  • Quote
  • Report post to moderator
Martin Vajsar wrote:
<snipped rest of good stuff>
In some databases, it is ensured by locks. To ensure Read committed, for example, a transaction that wants to read a row modified by another transaction will wait until the other transaction ends.


That's not read committed. Read committed would not have to wait for the commit, it will ignore the uncommitted data.
Unless I'm going doolally.
 
Martin Vajsar
Sheriff
Posts: 3752
62
Chrome Netbeans IDE Oracle
  • Mark post as helpful
  • send pies
  • Quote
  • Report post to moderator
Dave Tolls wrote:That's not read committed. Read committed would not have to wait for the commit, it will ignore the uncommitted data.
Unless I'm going doolally.

I must admit I'm more versed in multiversioning databases. Could you briefly explain how does lock-based database ignore uncommitted data? I had thought it's all about locks.

Edit: I've dug some more and found that MS SQL Server does use locks to prevent read data from being modified in Read committed transactions. There's an option to use multiversioning instead.

MySQL's InnoDB engine always uses multiversioning to ensure Read committed, and uses locks for higher isolation levels (I didn't know that MySQL uses multiversioning).
 
Dave Tolls
Ranch Hand
Posts: 2110
16
  • Mark post as helpful
  • send pies
  • Quote
  • Report post to moderator
Well, you're referring to how dbs handle it in real life, and not all of them do.
But "read committed" is supposed to do exactly what it says, allows you to read committed data. SO if someone has locked a row because they are writing to it you should be able to read the pre-commit value (that is, the original value).
That's how Oracle works and, I would hope, SQL Server and MySQL (possibly depending on engine).
Reads shouldn't block.
 
Martin Vajsar
Sheriff
Posts: 3752
62
Chrome Netbeans IDE Oracle
  • Mark post as helpful
  • send pies
  • Quote
  • Report post to moderator
Dave Tolls wrote:But "read committed" is supposed to do exactly what it says, allows you to read committed data. SO if someone has locked a row because they are writing to it you should be able to read the pre-commit value (that is, the original value).

The isolation levels are defined by the ANSI/SQL standard, and aren't defined by what they "do", but by specifying phenomena which can or cannot occur in transactions using that isolation level. In Read uncommitted, dirty reads are allowed. In Read committed, dirty reads must not happen. The ANSI standard certainly doesn't say that a reading transaction must not block when reading a row modified by another unfinished transaction.

Locking alone can't guarantee non-blocking access to "pre-commit" data. For that a different mechanism, sometimes called multiversioning, is generally needed, which is used to obtain the data as it existed before being modified by the other transaction.

That's how Oracle works and, I would hope, SQL Server and MySQL (possibly depending on engine).
Reads shouldn't block.

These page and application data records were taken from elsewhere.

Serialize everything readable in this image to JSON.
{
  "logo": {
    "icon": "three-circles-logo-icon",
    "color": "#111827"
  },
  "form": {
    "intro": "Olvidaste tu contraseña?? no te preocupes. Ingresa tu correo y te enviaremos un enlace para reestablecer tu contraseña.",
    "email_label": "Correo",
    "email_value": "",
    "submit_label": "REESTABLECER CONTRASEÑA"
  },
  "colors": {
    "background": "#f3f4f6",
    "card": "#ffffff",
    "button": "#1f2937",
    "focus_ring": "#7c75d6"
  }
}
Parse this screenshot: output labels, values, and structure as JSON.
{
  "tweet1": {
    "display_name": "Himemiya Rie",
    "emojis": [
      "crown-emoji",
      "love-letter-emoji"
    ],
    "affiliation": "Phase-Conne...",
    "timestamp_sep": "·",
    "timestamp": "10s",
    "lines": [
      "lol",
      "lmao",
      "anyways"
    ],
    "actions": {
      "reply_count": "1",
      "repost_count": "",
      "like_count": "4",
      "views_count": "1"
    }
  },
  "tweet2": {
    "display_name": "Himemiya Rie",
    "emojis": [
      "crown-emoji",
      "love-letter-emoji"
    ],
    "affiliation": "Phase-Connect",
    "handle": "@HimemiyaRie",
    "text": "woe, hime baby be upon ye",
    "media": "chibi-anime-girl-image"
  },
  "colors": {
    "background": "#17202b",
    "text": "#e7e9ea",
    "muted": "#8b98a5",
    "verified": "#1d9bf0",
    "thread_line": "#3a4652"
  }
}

Yes, reads shouldn't block, but at least in some databases they do. Namely in MS SQL Server before row multiversioning extension was introduced (or when it is switched off), they can block.

Oracle uses multiversioning for everything and only blocks on concurrent writes. It doesn't even block on Serializable transactions if there isn't a concurrent write, but can fail with the "ora-08177 can't serialize access for this transaction" -- see this thread for details.

MySQL (the InnoDB engine) uses something in between - it doesn't block on reads, but probably will block in some situations where Oracle wouldn't (eg. Serializable). MS SQL Server with multiversioning enabled probably (just my guess) works very similarly.
 
  • Post Reply
  • Bookmark Topic Watch Topic
  • New Topic